Native Americans knew the benefits of these healing waters for thousands of years

By Eileen Ogintz

Native Americans have known the benefits of mineral hot springs for thousands of years. They named this area of Wyoming — the tiny town of Saratoga now — the “place of magic waters.” 

Centuries later, hobos crossing the country during the Great Depression would stop to soak their aching feet and clean up. Thus the name Hobo Hot Springs. Today, these pools are free and open 24 hours a day with the Saratoga Hot Pool water temperature ranging from 101 to 110 degrees.

Saratoga Hot Springs in Wyoming
Saratoga Hot Springs in Wyoming

“We go and soak and then jump in the freezing (North Platte) river and keep doing that,” said Sean Hightower, working as a wrangler at the nearby Medicine Bow Lodge & Adventure Guest Ranch.

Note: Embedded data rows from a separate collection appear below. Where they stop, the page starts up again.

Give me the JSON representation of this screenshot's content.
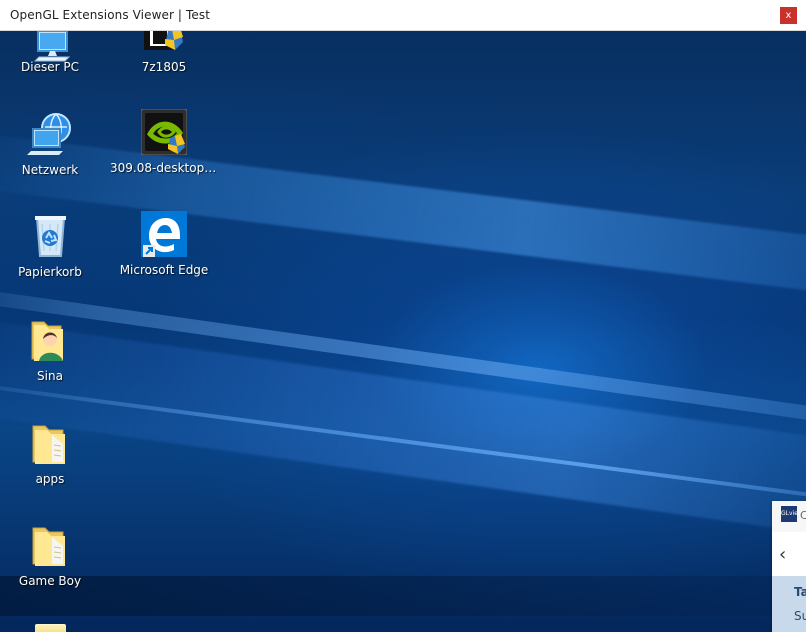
{
  "window": {
    "title": "OpenGL Extensions Viewer | Test",
    "close_label": "x"
  },
  "desktop": {
    "icons": [
      {
        "label": "Dieser PC",
        "icon": "computer-icon"
      },
      {
        "label": "7z1805",
        "icon": "installer-shield-icon"
      },
      {
        "label": "Netzwerk",
        "icon": "network-icon"
      },
      {
        "label": "309.08-desktop-wi...",
        "icon": "nvidia-installer-icon"
      },
      {
        "label": "Papierkorb",
        "icon": "recycle-bin-icon"
      },
      {
        "label": "Microsoft Edge",
        "icon": "edge-icon"
      },
      {
        "label": "Sina",
        "icon": "user-folder-icon"
      },
      {
        "label": "apps",
        "icon": "folder-icon"
      },
      {
        "label": "Game Boy",
        "icon": "folder-icon"
      }
    ]
  },
  "side_panel": {
    "logo_text": "GLview",
    "partial_letter": "C",
    "back_label": "‹",
    "partial_title": "Ta",
    "partial_subtitle": "Su"
  },
  "colors": {
    "desktop_dark": "#082f60",
    "desktop_blue": "#0a4687",
    "close_red": "#c9312b"
  }
}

Saratoga Hot Springs Resort, just 50 rooms, first opened some 145 years ago as a log store and today is considered the state’s premier mineral hot springs. “I think it is one of the best hot springs destinations,” said one visitor from Denver, who has visited many in Colorado and elsewhere.

The rooms surround a big lawn and the 70-fot hot springs pool, plus and individual teepee-covered pools, each one a bit hotter than the next.  There is a spa and fitness center. And though the hotel is strict about its 3 pm check -in, we were able to change in the fitness center and relax in the pools and snooze in the loungers. 

Hobo Hot Springs is free to the public in Saratoga WY
Hobo Hot Springs is free to the public in Saratoga WY

Before white settlers moved here in the late 19th Century, the land around the natural hot springs was neutral ground between Native American tribes who frequented this area for the healing waters. The log building was the first post office, community center, saloon, gambling hall and bar. Explorers, trappers, fur traders and settlers came here for a hot bath. The hotel was built in 1884 and attracted military officers from nearby Fort Steele, local ranch, and sportsmen from the East Coast for its healing waters.

After the hotel burned down in the early years of the 20th Century, the state of Wyoming purchased the site and established the Saratoga Hot Springs State Reserve. Travelers paid 50 cents for a dip. The hotel was rebuilt in1950. In 2008, it was bought by International Resort Properties and transitioned into a four season Wyoming Resort.

Today people come here to ride horses, hike, flyfish, tube and kayak on the North Platte River, and snowmobile in winter (guided tours are available from Wyoming Outdoor Adventures).

They also come to sample craft bears at the Snowy Mountain Brewery at the hotel.  Incidentally, the brewery is named from the Snowy Mountain Range in this area. There are an assortment of brewery beers on tap—everything from Altitude Apricot brewed with apricot puree, to chocolate meltdown java porter — infused with coffee, chocolate, and tobacco notes to coconut stout. There is also pale ale, lager, and more.

Saturday night pizza and craft beer special at Snowy Mountain Brewery  at Saratoga Hot Springs in Wyoming
Saturday night pizza and craft beer special at Snowy Mountain Brewery at Saratoga Hot Springs in Wyoming

We opted for a Friday night special—a pizza ($29) with a pitcher or lager ($10). There are burgers, salads, steaks, BBQ ribs and more.  While we were here, a surprise 60th birthday party was going on in the Biergarten while nearby families were playing outdoor games. There’s a pool table inside and TVs turned to the latest sports events.

Saratoga may be tiny (just 2500 people) but it’s a fun stop on a road trip with a great Italian restaurant, Bella’s Bistro, popular Saratoga Sandwich Company, historic Wolf Lodge hotel with just 10 rooms and a steak house. There are also vintage stores (my husband Andy scored a nice western shirt for $15), and western jewelry and gear stores that can sell you all you need for fishing and other outdoor adventures.

Time for one more “dip” in the hot springs pool before we have to leave.